When you think about roofing materials, you almost certainly think of tiles, panels or shingles of some sort. Along with this comes the expense and time in installing/repairing/replacing these, as well as the considerable expense this brings. For a home or commercial building, this is often just the way of things, because with a few exceptions, these are the only types of roofing ideal for occupied structures.
However, when it comes to some industrial complexes, storage units, sheds, garages, workshops or other places where nobody lives or needs the hospitality of a pleasant climate, there does exist the alternative of rolled roofing.

What is Rolled Roofing?

Rolled roofing is pretty much exactly how it sounds – material that comes in large rolls of about 100 square feet on average. It’s a mineral-surfaced roofing product (a category referred to as MSR). In composition, it’s not dissimilar to asphalt shingle, or the similar rolling material used for flat roofs, though it’s not identical to either.

Where flat roof materials are thermally bonded, rolled roof materials are merely nailed down. Also in contrast to flat roofing materials, these are intended for sloped surfaces, as they do not provide an appropriate seal on a flat surface.

Use Cases

Rolled roofing is a very affordable, very easy material to work with, which makes it popular for DIY projects involving sheds, workshops, garages and other unoccupied structures. A tutorial for applying this material can easily be found online, and if followed correctly, anyone who’s relatively handy can easily apply this material.

However, due to the nature of this material, it is far from appropriate for many cases, primarily residential structures. Primarily, this primarily due to three factors: first, it doesn’t have much in the way of insulation capacity, meaning anywhere with climate control will be fighting against the exterior temperature as well as to keep the interior temperature stable. Second, it doesn’t provide as good of a seal against water, having no thermal bonding, overlap or seam closure. When applied in the appropriate scenarios, it is unlikely to allow active leaks to form, but it really doesn’t keep all moisture out.
Finally, it’s not a very aesthetically appealing material, looking like nothing more than tar paper nailed to the top of a structure. It also doesn’t allow much in the way of color variety, being primarily black, though some green and red varieties do exist. On a side note, being an affordable, simple material, it also doesn’t last very long, meaning trying to maintain it on a residential structure would be untenable.

The ideal use of rolled roof material would be on slopes of 1:12-2:12 in pitch, where habitability isn’t a concern. Put buildings, barns, shops, sheds, tree houses, garages, other similar buildings with a sufficiently-pitched roof will do well with this material. If such a structure is visible from the street, however, it’s best to make the extra effort to use actual asphalt shingles.

Pros and Cons of Rolled Roofing
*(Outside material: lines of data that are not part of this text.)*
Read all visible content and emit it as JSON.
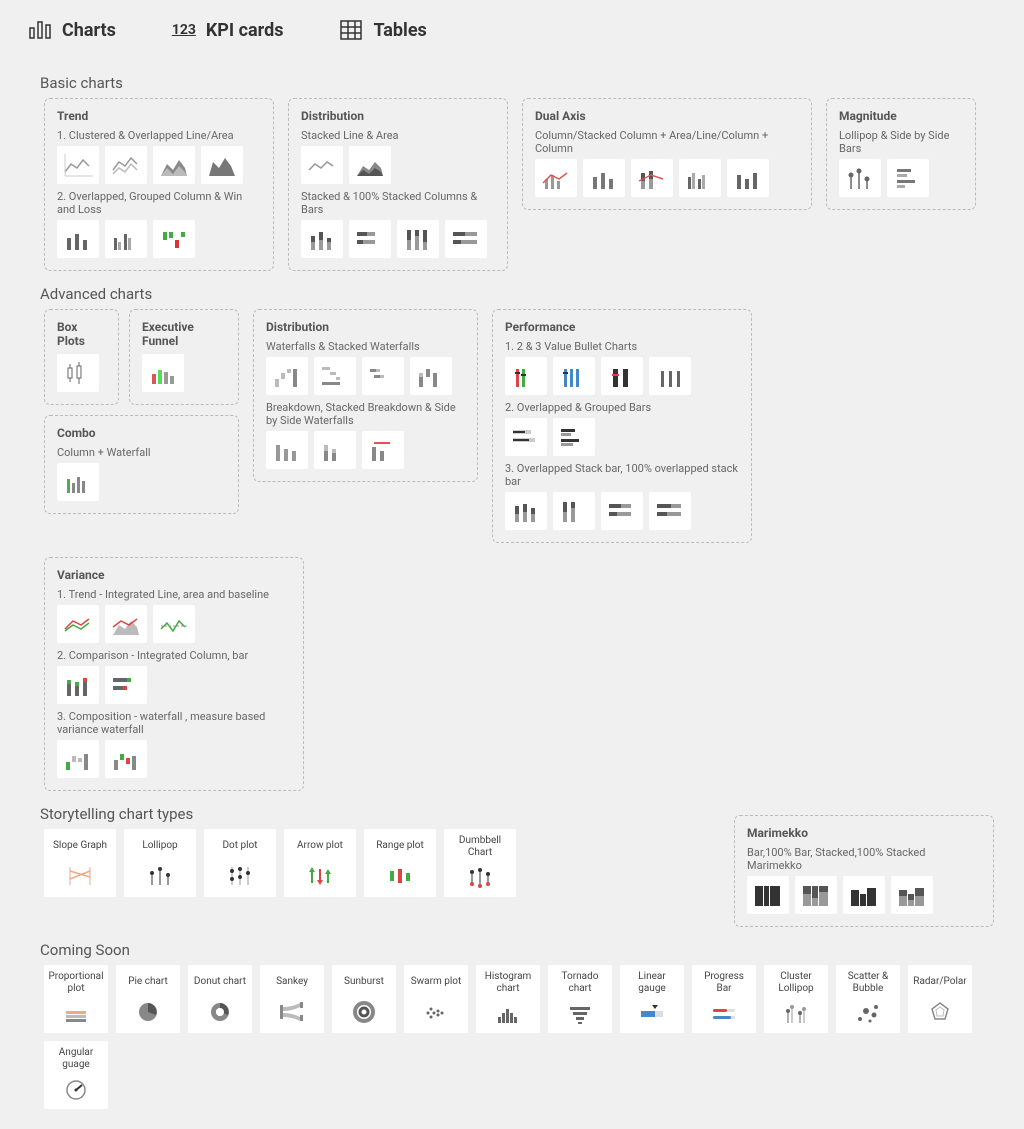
{
  "tabs": {
    "charts": "Charts",
    "kpi": "KPI cards",
    "tables": "Tables"
  },
  "sections": {
    "basic": "Basic charts",
    "advanced": "Advanced charts",
    "story": "Storytelling chart types",
    "coming": "Coming Soon"
  },
  "basic": {
    "trend": {
      "title": "Trend",
      "sub1": "1. Clustered & Overlapped Line/Area",
      "sub2": "2. Overlapped, Grouped Column & Win and Loss"
    },
    "distribution": {
      "title": "Distribution",
      "sub1": "Stacked Line & Area",
      "sub2": "Stacked & 100% Stacked Columns & Bars"
    },
    "dualaxis": {
      "title": "Dual Axis",
      "sub1": "Column/Stacked Column + Area/Line/Column + Column"
    },
    "magnitude": {
      "title": "Magnitude",
      "sub1": "Lollipop & Side by Side Bars"
    }
  },
  "advanced": {
    "boxplots": {
      "title": "Box Plots"
    },
    "funnel": {
      "title": "Executive Funnel"
    },
    "combo": {
      "title": "Combo",
      "sub1": "Column + Waterfall"
    },
    "distribution": {
      "title": "Distribution",
      "sub1": "Waterfalls & Stacked Waterfalls",
      "sub2": "Breakdown, Stacked Breakdown & Side by Side Waterfalls"
    },
    "performance": {
      "title": "Performance",
      "sub1": "1. 2 & 3 Value Bullet Charts",
      "sub2": "2. Overlapped & Grouped Bars",
      "sub3": "3. Overlapped Stack bar, 100% overlapped stack bar"
    },
    "variance": {
      "title": "Variance",
      "sub1": "1. Trend - Integrated Line, area and baseline",
      "sub2": "2. Comparison - Integrated Column, bar",
      "sub3": "3. Composition - waterfall , measure based variance waterfall"
    },
    "marimekko": {
      "title": "Marimekko",
      "sub1": "Bar,100% Bar, Stacked,100% Stacked Marimekko"
    }
  },
  "story": {
    "slope": "Slope Graph",
    "lollipop": "Lollipop",
    "dotplot": "Dot plot",
    "arrowplot": "Arrow plot",
    "rangeplot": "Range plot",
    "dumbbell": "Dumbbell Chart"
  },
  "coming": {
    "proportional": "Proportional plot",
    "pie": "Pie chart",
    "donut": "Donut chart",
    "sankey": "Sankey",
    "sunburst": "Sunburst",
    "swarm": "Swarm plot",
    "histogram": "Histogram chart",
    "tornado": "Tornado chart",
    "linear": "Linear gauge",
    "progress": "Progress Bar",
    "cluster": "Cluster Lollipop",
    "scatter": "Scatter & Bubble",
    "radar": "Radar/Polar",
    "angular": "Angular guage"
  }
}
  • This material is very ideal for low-incline roofs, and is easily hammered down.
  • It can easily be cut into various shapes and sizes, making awkward surfaces easy to work with.
  • It’s a quick process to apply, compared to shingles or other materials, which have multiple steps that require caution and care.
  • It’s easily transported, not being heavy and bulky like roofing squares of shingles, tiles or panels.
  • It can be used to roof over damaged shingle roofs, at least as a temporary measure.
  • It can be used as a temporary stopgap if roof damage appears, should weather not permit the immediate proper repair of a roof.
  • Anyone somewhat handy can put this material down, if they follow instructions properly. It requires no significant experience with roofing nor carpentry.


  • You’re stuck with black, as other colors are rare.
  • It’s not as durable as shingles, nor is it as well-insulated nor does it provide as good a water seal.
  • It’s ugly; your resale value is going to decline if this is used on structures seen from the street.
  • It has a very short lifespan of five to eight years, which means that you’ll be repeating this project every half decade or so. This is one of the many reasons it shouldn’t be used on a house.

To learn more about rolled roofing and its appropriate uses, fill out our contact form or call us today.